Indeed. I was torn on how much information to put in this summary. Henry is quite thorough in his detailed descriptions of the equipment, procedures (including comparisons to those of Kodak and others), and statistics (he was an analytical chemist after all), but a description of the microdensitometry alone would require a few pages and to detail the experimental methods properly I'd have essentially had to recopy tens of pages.
One thing which comes up repeatedly - findings essentially in agreement with Kodak. It is important to note he did not approach the excercise with the intention of proving Kodak or Ilford or Agfa wrong. In fact it would be surprising if his results differed wildly from those of reputable scientists and were in conflict with good theory. What he wanted to do was test the claims and assertions made by other people in books, magazines, articles and such. In general throughout the book he's quite good about comparing his findings with those of Kodak and other researchers, and then using all this to test the validity of statements made by others.
It is a book about applying proper scientific method to darkroom photography, since unfortunately this is almost never done by the people who often speak loudest. Where the book is less successful is the theory. The data can often show a claim to be true or false, but explaining why is another matter. That is not the primary focus of the book and Henry freely admits when he is unable to explain why something is the way it is. This is why I find the first half of the book about printing controls "better" than the stuff about film and developers. When it comes to printing it is easier to test the validity of many things that are said. When it comes to film processing on the other hand, things can get very complicated from a theoretical perspective. I think I would challenge a few of his interpretations of the data.
There are also still a couple of things I don't fully understand about his use of the acutance formula. This is also something I'm a little unclear on in the Altman/Henn study. The formula is still bothering me. It is assumed to NOT take edge effects into account, but then there's that Dmax-Dmin part of the equation... It's like "half pregnant".

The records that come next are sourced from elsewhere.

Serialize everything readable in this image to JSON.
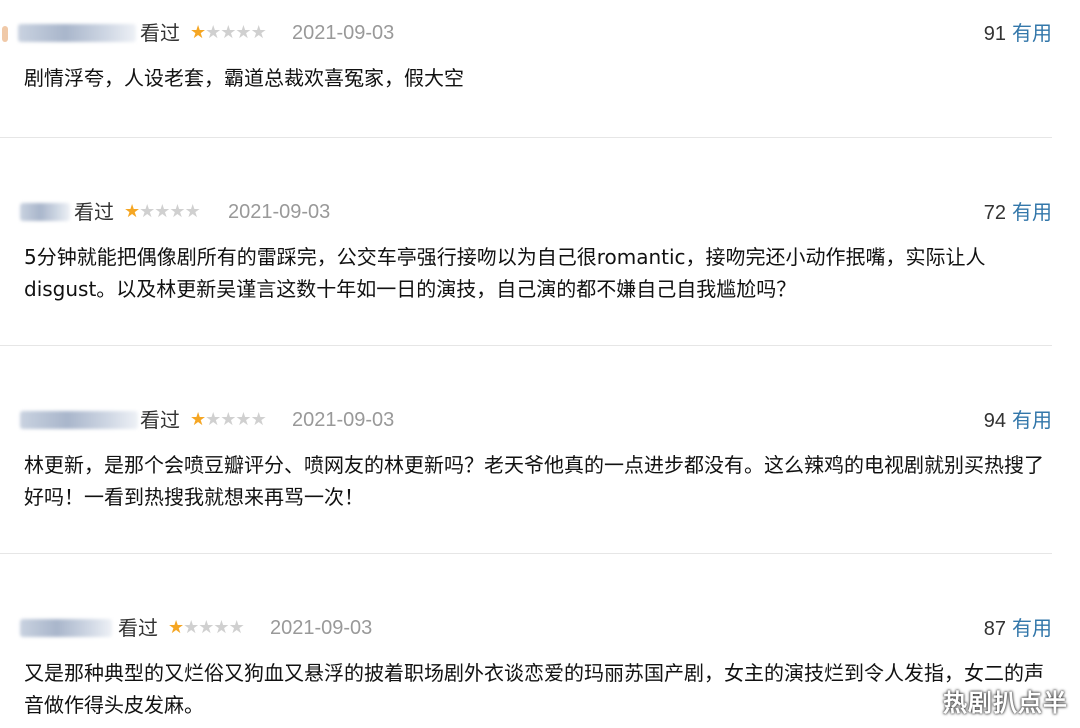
{
  "reviews": [
    {
      "watched": "看过",
      "rating": 1,
      "date": "2021-09-03",
      "useful_count": "91",
      "useful_label": "有用",
      "content": "剧情浮夸，人设老套，霸道总裁欢喜冤家，假大空"
    },
    {
      "watched": "看过",
      "rating": 1,
      "date": "2021-09-03",
      "useful_count": "72",
      "useful_label": "有用",
      "content": "5分钟就能把偶像剧所有的雷踩完，公交车亭强行接吻以为自己很romantic，接吻完还小动作抿嘴，实际让人disgust。以及林更新吴谨言这数十年如一日的演技，自己演的都不嫌自己自我尴尬吗？"
    },
    {
      "watched": "看过",
      "rating": 1,
      "date": "2021-09-03",
      "useful_count": "94",
      "useful_label": "有用",
      "content": "林更新，是那个会喷豆瓣评分、喷网友的林更新吗？老天爷他真的一点进步都没有。这么辣鸡的电视剧就别买热搜了好吗！一看到热搜我就想来再骂一次！"
    },
    {
      "watched": "看过",
      "rating": 1,
      "date": "2021-09-03",
      "useful_count": "87",
      "useful_label": "有用",
      "content": "又是那种典型的又烂俗又狗血又悬浮的披着职场剧外衣谈恋爱的玛丽苏国产剧，女主的演技烂到令人发指，女二的声音做作得头皮发麻。"
    }
  ],
  "stars_total": 5,
  "colors": {
    "star_on": "#f5a623",
    "star_off": "#d0d0d0",
    "useful_link": "#3377aa",
    "date": "#999999"
  },
  "watermark": "热剧扒点半"
}
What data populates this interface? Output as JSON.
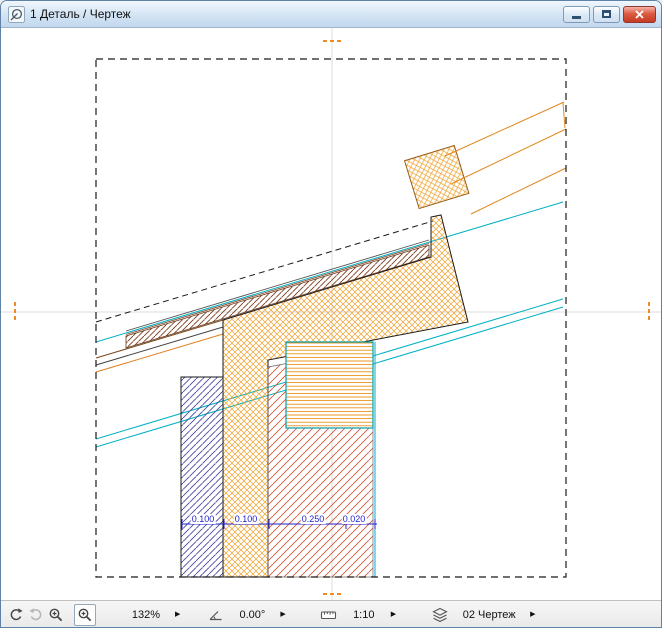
{
  "window": {
    "title": "1 Деталь / Чертеж"
  },
  "canvas": {
    "dimension_labels": [
      "0.100",
      "0.100",
      "0.250",
      "0.020"
    ]
  },
  "statusbar": {
    "zoom_value": "132%",
    "angle_value": "0.00°",
    "scale_value": "1:10",
    "layer_value": "02 Чертеж",
    "flyout_arrow": "▶"
  },
  "icons": {
    "titlebar": "detail-drawing-icon",
    "zoom_previous": "zoom-previous-icon",
    "zoom_next": "zoom-next-icon",
    "zoom_in": "zoom-in-icon",
    "zoom_window": "zoom-window-icon",
    "angle": "angle-icon",
    "scale": "ruler-icon",
    "layer": "layers-icon"
  },
  "colors": {
    "hatch_orange": "#efa02c",
    "hatch_navy": "#4646a0",
    "hatch_red": "#d4502a",
    "line_cyan": "#00b0c4",
    "dimension_blue": "#2222cc",
    "marker_orange": "#f08a24",
    "close_button_red": "#c53b24"
  }
}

A shame he is not around. While it isn't perfect, I think many people could learn a lot from his book. I wish I could carry on that type of work.
Last edited by Michael R 1974; 07-02-2013 at 07:18 PM. Click to view previous post history.